Mathematician and science writer Martin Gardner described Lewis Carroll's The Hunting of the Snark as an 'impossible voyage of an improbable crew to find an inconceivable creature' in his 1974 treatise The Annotated Snark. Full of Boojums and Bandersnatches, the nonsense poem is an exploration of the inadequacy of language, meaning and symbols, and features a crew using a blank piece of paper as a map.
This is the territory into which the artist Daniel Arsham and architect Alex Mustonen have placed their work by naming their art and design studio Snarkitecture. 'The Hunting of the Snark tells the story of these misfits who are on a misguided search,' explain the pair. 'They set out into the ocean with a blank map, searching for this ineffable, unknown thing.' (The first edition of The Hunting of the Snark in 1876 also contained one of the first printed appearances of 'thingumajig', a word invaluable to those working at the wilder edges of the design world.)
Snarkitecture is, the pair say, a collaboration operating in territories between the disciplines of art and architecture. They met while studying at Cooper Union and have collaborated since at their Brooklyn studio. Their challenging projects and installations have included an exhibition at Miami's Volume Gallery, 'Funiture', which featured seemingly broken or falling apart furniture that was actually functional.
'We focus on the investigation of structure, material and programme and how these elements can be manipulated to serve new and imaginative purposes,' says Arsham. 'Snarkitecture aims to make architecture perform the unexpected.'
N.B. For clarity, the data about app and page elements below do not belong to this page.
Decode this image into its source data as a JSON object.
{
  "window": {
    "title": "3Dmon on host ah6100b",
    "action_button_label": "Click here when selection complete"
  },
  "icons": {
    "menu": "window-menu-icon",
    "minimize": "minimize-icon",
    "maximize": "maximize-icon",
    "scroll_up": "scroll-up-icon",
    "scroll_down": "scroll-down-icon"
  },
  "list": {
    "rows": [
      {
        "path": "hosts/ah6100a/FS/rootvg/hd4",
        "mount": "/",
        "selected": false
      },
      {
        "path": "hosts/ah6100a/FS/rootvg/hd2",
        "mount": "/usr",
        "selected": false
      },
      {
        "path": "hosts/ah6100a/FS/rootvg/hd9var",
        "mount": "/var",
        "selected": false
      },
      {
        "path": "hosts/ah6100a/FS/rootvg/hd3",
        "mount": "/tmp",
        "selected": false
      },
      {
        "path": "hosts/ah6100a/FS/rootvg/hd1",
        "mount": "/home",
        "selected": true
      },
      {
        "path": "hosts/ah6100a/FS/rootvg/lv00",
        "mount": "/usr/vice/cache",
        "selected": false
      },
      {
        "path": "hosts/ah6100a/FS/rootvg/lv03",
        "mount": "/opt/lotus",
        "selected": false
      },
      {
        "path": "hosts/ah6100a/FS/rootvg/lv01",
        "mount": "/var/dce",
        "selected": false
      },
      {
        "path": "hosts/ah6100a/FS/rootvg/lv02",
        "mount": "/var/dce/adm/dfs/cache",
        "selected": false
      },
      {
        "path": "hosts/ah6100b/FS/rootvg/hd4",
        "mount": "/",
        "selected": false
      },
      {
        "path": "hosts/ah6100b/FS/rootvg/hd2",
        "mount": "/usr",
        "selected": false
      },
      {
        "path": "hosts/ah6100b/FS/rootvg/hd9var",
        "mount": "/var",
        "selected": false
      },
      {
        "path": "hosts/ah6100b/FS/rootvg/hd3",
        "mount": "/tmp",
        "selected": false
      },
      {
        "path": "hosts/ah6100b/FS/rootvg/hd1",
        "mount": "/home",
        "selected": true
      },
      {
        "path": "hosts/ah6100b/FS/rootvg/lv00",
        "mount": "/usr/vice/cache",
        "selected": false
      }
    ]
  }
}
Wallpaper* paired a number of designers, including Snarkitecture, with wool from The Woolmark Company for our Wallpaper* Handmade exhibition, safe in the knowledge that they would all interpret the brief in radically different ways. We were not disappointed (see image gallery above). For their project, Arsham and Mustonen created a series of light fixtures made by stacking layers of thick wool felt to build up forms that recall familiar pendants. From the outside, the fixtures appear whole, while from the inside, excavations can be seen, cut into the interior to create a contoured landscape with a light at the end of it.
'The starting point for us working with wool was to reimagine the material within the context of a functional object,' explains Arsham. 'Thick felt offered the possibility of stacking the material to create a series of forms that were then cut into, exposing a range of excavated topographies that reveal a light concealed within. Suspended from the ceiling as a pendant or sitting on a table as a lamp, the wool creates an unexpected warmth and softness in an object that balances crisp lines with the sculptural texture of the excavated areas.'